Main Organiser

Julius Centre University of Malaya

Co-organiser

Department of Social and Preventive Medicine, Faculty of Medicine, University of Malay

Supported by

University of Malaya

COMBINING DATA IN MULTI-COUNTRY STUDIES: META-ANALYSIS VERSUS MEGA- ANALYSIS OF INDIVIDUAL PATIENT DATA

Author

M T Bazelier

Institution

Utrecht University

Abstract

Objectives: To evaluate the difference between a traditional meta-analysis and an individual patient data mega-analysis in multi-country studies.

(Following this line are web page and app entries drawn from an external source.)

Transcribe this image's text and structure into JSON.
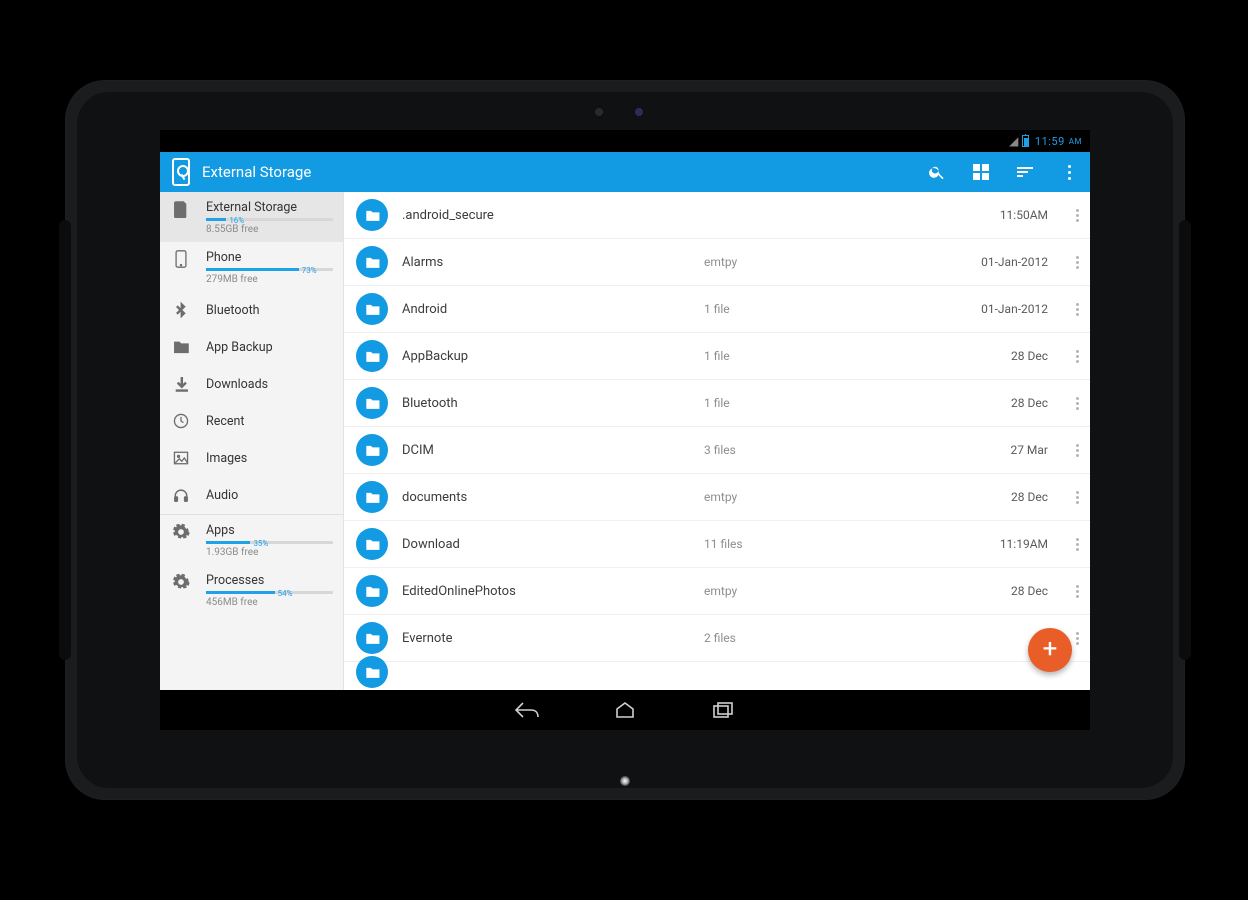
{
  "status": {
    "time": "11:59",
    "ampm": "AM"
  },
  "appbar": {
    "title": "External Storage"
  },
  "sidebar": [
    {
      "kind": "storage",
      "icon": "sd-card-icon",
      "label": "External Storage",
      "percent": 16,
      "sub": "8.55GB free",
      "selected": true
    },
    {
      "kind": "storage",
      "icon": "phone-icon",
      "label": "Phone",
      "percent": 73,
      "sub": "279MB free"
    },
    {
      "kind": "simple",
      "icon": "bluetooth-icon",
      "label": "Bluetooth"
    },
    {
      "kind": "simple",
      "icon": "folder-solid-icon",
      "label": "App Backup"
    },
    {
      "kind": "simple",
      "icon": "download-icon",
      "label": "Downloads"
    },
    {
      "kind": "simple",
      "icon": "clock-icon",
      "label": "Recent"
    },
    {
      "kind": "simple",
      "icon": "image-icon",
      "label": "Images"
    },
    {
      "kind": "simple",
      "icon": "headphones-icon",
      "label": "Audio",
      "sepAfter": true
    },
    {
      "kind": "storage",
      "icon": "gear-icon",
      "label": "Apps",
      "percent": 35,
      "sub": "1.93GB free"
    },
    {
      "kind": "storage",
      "icon": "gear-icon",
      "label": "Processes",
      "percent": 54,
      "sub": "456MB free"
    }
  ],
  "files": [
    {
      "name": ".android_secure",
      "count": "",
      "date": "11:50AM"
    },
    {
      "name": "Alarms",
      "count": "emtpy",
      "date": "01-Jan-2012"
    },
    {
      "name": "Android",
      "count": "1 file",
      "date": "01-Jan-2012"
    },
    {
      "name": "AppBackup",
      "count": "1 file",
      "date": "28 Dec"
    },
    {
      "name": "Bluetooth",
      "count": "1 file",
      "date": "28 Dec"
    },
    {
      "name": "DCIM",
      "count": "3 files",
      "date": "27 Mar"
    },
    {
      "name": "documents",
      "count": "emtpy",
      "date": "28 Dec"
    },
    {
      "name": "Download",
      "count": "11 files",
      "date": "11:19AM"
    },
    {
      "name": "EditedOnlinePhotos",
      "count": "emtpy",
      "date": "28 Dec"
    },
    {
      "name": "Evernote",
      "count": "2 files",
      "date": ""
    }
  ]
}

Methods: In the UK General Practice Research Database (GPRD), there was an almost 3-fold increased risk of hip fracture for incident patients with multiple sclerosis (MS) versus population- based controls (adjusted hazard ratio (adj HR) 2.8 [95% CI 1.8-4.3]). However, in incident MS patients from Denmark, hip fracture risk was not significantly increased: adj HR 1.8 [0.9-3.5]. We investigated whether an inverse-variance fixed effect meta-analysis of the two studies provided different results than an individual patient data mega-analysis with comparable characteristics.

Results: A meta-analysis of the two original studies yielded an adj HR of 2.5 [1.7-3.5]. When we made the two study populations comparable in terms of calendar time, definition of the index date, proportion of incident / prevalent patients and duration of follow-up, we found an adj HR of hip fracture with MS of 2.4 [95% CI 1.4-4.2] in GPRD and adj HR of 3.4 [2.7-4.3] in Denmark. An individual patient data mega-analysis of these study populations resulted in adj HR 2.9 [2.4-3.6].

Conclusion: Individual choices in study design may explain substantial amounts of heterogeneity when data from multi-country studies are combined.